What is needed - Here is a set of records. Copy them all exactly.
━━━ Supplied entries ━━━
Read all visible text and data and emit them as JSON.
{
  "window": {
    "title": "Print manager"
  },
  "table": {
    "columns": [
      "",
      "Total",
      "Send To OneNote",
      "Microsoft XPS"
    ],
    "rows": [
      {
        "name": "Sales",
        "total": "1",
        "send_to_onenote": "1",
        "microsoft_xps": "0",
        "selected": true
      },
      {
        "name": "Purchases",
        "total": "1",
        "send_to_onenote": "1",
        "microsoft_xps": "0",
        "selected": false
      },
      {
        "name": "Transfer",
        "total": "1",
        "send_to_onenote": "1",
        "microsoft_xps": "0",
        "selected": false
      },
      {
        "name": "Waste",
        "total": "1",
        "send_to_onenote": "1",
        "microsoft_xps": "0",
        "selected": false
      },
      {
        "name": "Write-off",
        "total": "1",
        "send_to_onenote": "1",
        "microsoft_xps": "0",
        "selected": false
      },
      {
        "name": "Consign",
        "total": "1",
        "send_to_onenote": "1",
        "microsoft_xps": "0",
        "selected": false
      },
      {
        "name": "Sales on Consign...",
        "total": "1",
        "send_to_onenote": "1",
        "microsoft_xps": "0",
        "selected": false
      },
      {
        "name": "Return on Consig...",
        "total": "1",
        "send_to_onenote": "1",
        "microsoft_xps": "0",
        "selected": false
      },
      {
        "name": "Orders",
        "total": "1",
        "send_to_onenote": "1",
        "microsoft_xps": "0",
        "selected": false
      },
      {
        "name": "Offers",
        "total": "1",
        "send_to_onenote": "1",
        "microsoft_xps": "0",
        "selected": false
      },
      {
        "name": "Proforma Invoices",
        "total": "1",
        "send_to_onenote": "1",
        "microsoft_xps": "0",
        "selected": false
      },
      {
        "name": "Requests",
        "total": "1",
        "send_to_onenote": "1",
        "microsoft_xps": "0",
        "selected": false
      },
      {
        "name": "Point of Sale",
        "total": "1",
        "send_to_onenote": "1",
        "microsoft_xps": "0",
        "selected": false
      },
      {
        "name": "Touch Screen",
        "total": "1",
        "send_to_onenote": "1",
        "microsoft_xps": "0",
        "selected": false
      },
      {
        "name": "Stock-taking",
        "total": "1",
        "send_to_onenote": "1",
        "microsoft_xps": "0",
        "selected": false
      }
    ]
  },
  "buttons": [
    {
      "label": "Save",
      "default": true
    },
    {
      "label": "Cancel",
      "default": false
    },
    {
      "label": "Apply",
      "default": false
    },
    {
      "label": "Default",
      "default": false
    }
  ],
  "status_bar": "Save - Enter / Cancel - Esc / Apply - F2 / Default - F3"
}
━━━
Solution for this exercise -
Read all visible text and data and emit them as JSON.
{
  "window": {
    "title": "Print manager"
  },
  "table": {
    "columns": [
      "",
      "Total",
      "Send To OneNote",
      "Microsoft XPS"
    ],
    "rows": [
      {
        "name": "Sales",
        "total": "1",
        "send_to_onenote": "1",
        "microsoft_xps": "0",
        "selected": true
      },
      {
        "name": "Purchases",
        "total": "1",
        "send_to_onenote": "1",
        "microsoft_xps": "0",
        "selected": false
      },
      {
        "name": "Transfer",
        "total": "1",
        "send_to_onenote": "1",
        "microsoft_xps": "0",
        "selected": false
      },
      {
        "name": "Waste",
        "total": "1",
        "send_to_onenote": "1",
        "microsoft_xps": "0",
        "selected": false
      },
      {
        "name": "Write-off",
        "total": "1",
        "send_to_onenote": "1",
        "microsoft_xps": "0",
        "selected": false
      },
      {
        "name": "Consign",
        "total": "1",
        "send_to_onenote": "1",
        "microsoft_xps": "0",
        "selected": false
      },
      {
        "name": "Sales on Consign...",
        "total": "1",
        "send_to_onenote": "1",
        "microsoft_xps": "0",
        "selected": false
      },
      {
        "name": "Return on Consig...",
        "total": "1",
        "send_to_onenote": "1",
        "microsoft_xps": "0",
        "selected": false
      },
      {
        "name": "Orders",
        "total": "1",
        "send_to_onenote": "1",
        "microsoft_xps": "0",
        "selected": false
      },
      {
        "name": "Offers",
        "total": "1",
        "send_to_onenote": "1",
        "microsoft_xps": "0",
        "selected": false
      },
      {
        "name": "Proforma Invoices",
        "total": "1",
        "send_to_onenote": "1",
        "microsoft_xps": "0",
        "selected": false
      },
      {
        "name": "Requests",
        "total": "1",
        "send_to_onenote": "1",
        "microsoft_xps": "0",
        "selected": false
      },
      {
        "name": "Point of Sale",
        "total": "1",
        "send_to_onenote": "1",
        "microsoft_xps": "0",
        "selected": false
      },
      {
        "name": "Touch Screen",
        "total": "1",
        "send_to_onenote": "1",
        "microsoft_xps": "0",
        "selected": false
      },
      {
        "name": "Stock-taking",
        "total": "1",
        "send_to_onenote": "1",
        "microsoft_xps": "0",
        "selected": false
      }
    ]
  },
  "buttons": [
    {
      "label": "Save",
      "default": true
    },
    {
      "label": "Cancel",
      "default": false
    },
    {
      "label": "Apply",
      "default": false
    },
    {
      "label": "Default",
      "default": false
    }
  ],
  "status_bar": "Save - Enter / Cancel - Esc / Apply - F2 / Default - F3"
}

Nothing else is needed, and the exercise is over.